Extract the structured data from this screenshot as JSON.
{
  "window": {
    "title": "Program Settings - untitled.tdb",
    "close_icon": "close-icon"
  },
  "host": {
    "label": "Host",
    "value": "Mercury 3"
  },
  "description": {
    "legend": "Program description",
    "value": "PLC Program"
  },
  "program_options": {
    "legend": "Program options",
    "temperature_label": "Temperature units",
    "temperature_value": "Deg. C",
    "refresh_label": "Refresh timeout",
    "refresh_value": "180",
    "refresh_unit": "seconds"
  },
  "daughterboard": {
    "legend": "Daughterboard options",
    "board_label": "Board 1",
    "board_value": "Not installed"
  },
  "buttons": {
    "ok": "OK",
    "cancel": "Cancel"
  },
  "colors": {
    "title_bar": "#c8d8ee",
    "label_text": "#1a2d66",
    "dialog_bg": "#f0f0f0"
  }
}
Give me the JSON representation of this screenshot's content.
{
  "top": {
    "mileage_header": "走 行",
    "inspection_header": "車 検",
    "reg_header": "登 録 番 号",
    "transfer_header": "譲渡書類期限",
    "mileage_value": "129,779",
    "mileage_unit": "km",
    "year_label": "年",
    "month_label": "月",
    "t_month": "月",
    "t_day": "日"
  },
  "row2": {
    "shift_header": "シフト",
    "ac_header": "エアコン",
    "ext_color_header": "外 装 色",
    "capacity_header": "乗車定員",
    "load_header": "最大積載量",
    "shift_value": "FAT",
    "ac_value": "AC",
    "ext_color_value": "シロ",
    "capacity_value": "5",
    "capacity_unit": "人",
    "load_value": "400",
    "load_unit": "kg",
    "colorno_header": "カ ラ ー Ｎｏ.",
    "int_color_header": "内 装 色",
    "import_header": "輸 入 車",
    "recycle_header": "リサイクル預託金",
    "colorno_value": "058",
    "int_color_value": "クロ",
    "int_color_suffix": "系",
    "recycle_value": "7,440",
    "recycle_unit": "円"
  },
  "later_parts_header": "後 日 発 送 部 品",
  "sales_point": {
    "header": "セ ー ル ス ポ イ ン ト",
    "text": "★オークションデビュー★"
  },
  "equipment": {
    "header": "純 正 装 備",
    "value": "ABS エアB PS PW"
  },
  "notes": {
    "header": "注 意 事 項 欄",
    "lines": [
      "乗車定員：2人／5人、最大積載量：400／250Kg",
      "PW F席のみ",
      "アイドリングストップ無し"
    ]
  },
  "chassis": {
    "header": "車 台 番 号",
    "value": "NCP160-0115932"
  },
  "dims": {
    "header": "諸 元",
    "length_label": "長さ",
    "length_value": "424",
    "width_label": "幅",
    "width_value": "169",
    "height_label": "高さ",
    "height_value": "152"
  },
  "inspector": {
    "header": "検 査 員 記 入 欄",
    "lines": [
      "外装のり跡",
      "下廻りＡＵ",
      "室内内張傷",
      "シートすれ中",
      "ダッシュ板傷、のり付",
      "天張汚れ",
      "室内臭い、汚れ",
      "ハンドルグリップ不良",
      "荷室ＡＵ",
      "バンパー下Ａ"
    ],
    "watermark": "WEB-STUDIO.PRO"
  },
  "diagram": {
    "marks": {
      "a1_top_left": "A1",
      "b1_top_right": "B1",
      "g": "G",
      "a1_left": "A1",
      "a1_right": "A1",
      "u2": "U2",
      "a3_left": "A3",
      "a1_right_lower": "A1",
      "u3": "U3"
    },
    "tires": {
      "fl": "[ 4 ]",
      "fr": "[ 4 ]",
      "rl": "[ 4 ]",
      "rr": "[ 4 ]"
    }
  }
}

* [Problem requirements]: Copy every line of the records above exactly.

* [Reply to the task]:
Extract the structured data from this screenshot as JSON.
{
  "window": {
    "title": "Program Settings - untitled.tdb",
    "close_icon": "close-icon"
  },
  "host": {
    "label": "Host",
    "value": "Mercury 3"
  },
  "description": {
    "legend": "Program description",
    "value": "PLC Program"
  },
  "program_options": {
    "legend": "Program options",
    "temperature_label": "Temperature units",
    "temperature_value": "Deg. C",
    "refresh_label": "Refresh timeout",
    "refresh_value": "180",
    "refresh_unit": "seconds"
  },
  "daughterboard": {
    "legend": "Daughterboard options",
    "board_label": "Board 1",
    "board_value": "Not installed"
  },
  "buttons": {
    "ok": "OK",
    "cancel": "Cancel"
  },
  "colors": {
    "title_bar": "#c8d8ee",
    "label_text": "#1a2d66",
    "dialog_bg": "#f0f0f0"
  }
}
Give me the JSON representation of this screenshot's content.
{
  "top": {
    "mileage_header": "走 行",
    "inspection_header": "車 検",
    "reg_header": "登 録 番 号",
    "transfer_header": "譲渡書類期限",
    "mileage_value": "129,779",
    "mileage_unit": "km",
    "year_label": "年",
    "month_label": "月",
    "t_month": "月",
    "t_day": "日"
  },
  "row2": {
    "shift_header": "シフト",
    "ac_header": "エアコン",
    "ext_color_header": "外 装 色",
    "capacity_header": "乗車定員",
    "load_header": "最大積載量",
    "shift_value": "FAT",
    "ac_value": "AC",
    "ext_color_value": "シロ",
    "capacity_value": "5",
    "capacity_unit": "人",
    "load_value": "400",
    "load_unit": "kg",
    "colorno_header": "カ ラ ー Ｎｏ.",
    "int_color_header": "内 装 色",
    "import_header": "輸 入 車",
    "recycle_header": "リサイクル預託金",
    "colorno_value": "058",
    "int_color_value": "クロ",
    "int_color_suffix": "系",
    "recycle_value": "7,440",
    "recycle_unit": "円"
  },
  "later_parts_header": "後 日 発 送 部 品",
  "sales_point": {
    "header": "セ ー ル ス ポ イ ン ト",
    "text": "★オークションデビュー★"
  },
  "equipment": {
    "header": "純 正 装 備",
    "value": "ABS エアB PS PW"
  },
  "notes": {
    "header": "注 意 事 項 欄",
    "lines": [
      "乗車定員：2人／5人、最大積載量：400／250Kg",
      "PW F席のみ",
      "アイドリングストップ無し"
    ]
  },
  "chassis": {
    "header": "車 台 番 号",
    "value": "NCP160-0115932"
  },
  "dims": {
    "header": "諸 元",
    "length_label": "長さ",
    "length_value": "424",
    "width_label": "幅",
    "width_value": "169",
    "height_label": "高さ",
    "height_value": "152"
  },
  "inspector": {
    "header": "検 査 員 記 入 欄",
    "lines": [
      "外装のり跡",
      "下廻りＡＵ",
      "室内内張傷",
      "シートすれ中",
      "ダッシュ板傷、のり付",
      "天張汚れ",
      "室内臭い、汚れ",
      "ハンドルグリップ不良",
      "荷室ＡＵ",
      "バンパー下Ａ"
    ],
    "watermark": "WEB-STUDIO.PRO"
  },
  "diagram": {
    "marks": {
      "a1_top_left": "A1",
      "b1_top_right": "B1",
      "g": "G",
      "a1_left": "A1",
      "a1_right": "A1",
      "u2": "U2",
      "a3_left": "A3",
      "a1_right_lower": "A1",
      "u3": "U3"
    },
    "tires": {
      "fl": "[ 4 ]",
      "fr": "[ 4 ]",
      "rl": "[ 4 ]",
      "rr": "[ 4 ]"
    }
  }
}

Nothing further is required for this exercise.